Your task ->
Without reproducing any picture, copy the records word for word.

Exercise data: Begin

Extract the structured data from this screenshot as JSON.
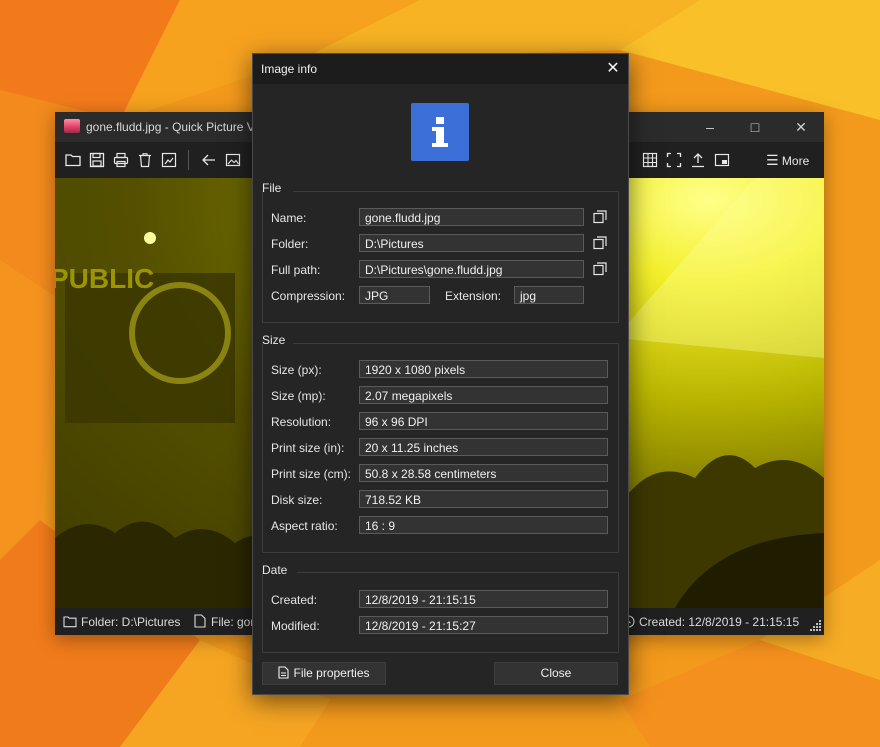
{
  "viewer": {
    "title": "gone.fludd.jpg - Quick Picture V",
    "more_label": "More",
    "status": {
      "folder": "Folder: D:\\Pictures",
      "file": "File: gor",
      "created": "Created: 12/8/2019 - 21:15:15"
    },
    "photo_banner_text": "PUBLIC"
  },
  "dialog": {
    "title": "Image info",
    "file_group": {
      "label": "File",
      "name_label": "Name:",
      "name_value": "gone.fludd.jpg",
      "folder_label": "Folder:",
      "folder_value": "D:\\Pictures",
      "fullpath_label": "Full path:",
      "fullpath_value": "D:\\Pictures\\gone.fludd.jpg",
      "compression_label": "Compression:",
      "compression_value": "JPG",
      "extension_label": "Extension:",
      "extension_value": "jpg"
    },
    "size_group": {
      "label": "Size",
      "rows": [
        {
          "label": "Size (px):",
          "value": "1920 x 1080 pixels"
        },
        {
          "label": "Size (mp):",
          "value": "2.07 megapixels"
        },
        {
          "label": "Resolution:",
          "value": "96 x 96 DPI"
        },
        {
          "label": "Print size (in):",
          "value": "20 x 11.25 inches"
        },
        {
          "label": "Print size (cm):",
          "value": "50.8 x 28.58 centimeters"
        },
        {
          "label": "Disk size:",
          "value": "718.52 KB"
        },
        {
          "label": "Aspect ratio:",
          "value": "16 : 9"
        }
      ]
    },
    "date_group": {
      "label": "Date",
      "created_label": "Created:",
      "created_value": "12/8/2019 - 21:15:15",
      "modified_label": "Modified:",
      "modified_value": "12/8/2019 - 21:15:27"
    },
    "file_properties_label": "File properties",
    "close_label": "Close"
  },
  "colors": {
    "wallpaper": "#f39a1c",
    "dialog_bg": "#252525",
    "field_bg": "#333333",
    "info_icon": "#3c6fd8"
  }
}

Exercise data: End

Task output ->
Extract the structured data from this screenshot as JSON.
{
  "viewer": {
    "title": "gone.fludd.jpg - Quick Picture V",
    "more_label": "More",
    "status": {
      "folder": "Folder: D:\\Pictures",
      "file": "File: gor",
      "created": "Created: 12/8/2019 - 21:15:15"
    },
    "photo_banner_text": "PUBLIC"
  },
  "dialog": {
    "title": "Image info",
    "file_group": {
      "label": "File",
      "name_label": "Name:",
      "name_value": "gone.fludd.jpg",
      "folder_label": "Folder:",
      "folder_value": "D:\\Pictures",
      "fullpath_label": "Full path:",
      "fullpath_value": "D:\\Pictures\\gone.fludd.jpg",
      "compression_label": "Compression:",
      "compression_value": "JPG",
      "extension_label": "Extension:",
      "extension_value": "jpg"
    },
    "size_group": {
      "label": "Size",
      "rows": [
        {
          "label": "Size (px):",
          "value": "1920 x 1080 pixels"
        },
        {
          "label": "Size (mp):",
          "value": "2.07 megapixels"
        },
        {
          "label": "Resolution:",
          "value": "96 x 96 DPI"
        },
        {
          "label": "Print size (in):",
          "value": "20 x 11.25 inches"
        },
        {
          "label": "Print size (cm):",
          "value": "50.8 x 28.58 centimeters"
        },
        {
          "label": "Disk size:",
          "value": "718.52 KB"
        },
        {
          "label": "Aspect ratio:",
          "value": "16 : 9"
        }
      ]
    },
    "date_group": {
      "label": "Date",
      "created_label": "Created:",
      "created_value": "12/8/2019 - 21:15:15",
      "modified_label": "Modified:",
      "modified_value": "12/8/2019 - 21:15:27"
    },
    "file_properties_label": "File properties",
    "close_label": "Close"
  },
  "colors": {
    "wallpaper": "#f39a1c",
    "dialog_bg": "#252525",
    "field_bg": "#333333",
    "info_icon": "#3c6fd8"
  }
}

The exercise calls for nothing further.